At Jett, we have world-class team to help us figure out the answer to those questions. But beyond them, there are a few other things you need to keep in mind whenever you design a product.

CREATE EFFICIENCIES. Maybe the most important factor here is that throughout the design process, you need to consider ways to create efficiencies in production. You must ensure that the product you’re designing can be produced in the most cost-effective, efficient manner possible. So, make full use of the wisdom from the development and manufacturing experts on your team, as well as your wider supply chain too.

Innovation in production is also innovative and cannot be overlooked. Never be afraid to ask them for ways to decrease cost without losing product value. Some of the most successful products are the ones that add value to the product through efficient, cost-saving designs. Innovation like that drives prices down – bringing high value products to market at an affordable prices.
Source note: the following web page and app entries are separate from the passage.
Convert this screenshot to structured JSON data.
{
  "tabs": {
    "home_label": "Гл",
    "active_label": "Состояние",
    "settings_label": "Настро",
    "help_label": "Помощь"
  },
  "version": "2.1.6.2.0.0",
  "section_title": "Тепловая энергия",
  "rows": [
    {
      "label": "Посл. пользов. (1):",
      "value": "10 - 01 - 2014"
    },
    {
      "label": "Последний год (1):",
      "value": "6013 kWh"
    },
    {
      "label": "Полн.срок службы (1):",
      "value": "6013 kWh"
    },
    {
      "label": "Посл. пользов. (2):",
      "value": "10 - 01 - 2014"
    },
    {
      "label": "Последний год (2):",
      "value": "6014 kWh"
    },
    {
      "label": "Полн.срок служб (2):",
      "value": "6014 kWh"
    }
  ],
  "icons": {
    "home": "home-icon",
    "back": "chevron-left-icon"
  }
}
We see evidence about this all around us. Take the flat-screen TV for example. When they first appeared, they were so expensive, almost nobody could afford one. Today, thanks to consistent innovation and efficiency in production, almost everyone has a flat-screen. That’s good news for consumers, for manufacturers, and for product developers. When things are efficient, everybody wins.


So, there you have it. My four steps for designing products that sell. With one more important note: Collaboration is key.

Developing products is a collaborative process that requires cooperation and coordination, between dozens of different partners and providers. Be respectful of all your colleagues – both in-house and out of house. At the end of the day, we’re all links in the chain. Lay pride aside and work together to bring your vision to the market. Remember, humility can be contagious… as is pride.

Thanks for reading, if you’d like say hi or find out more please get in touch.

Josh Kellogg / Creative Director & Founder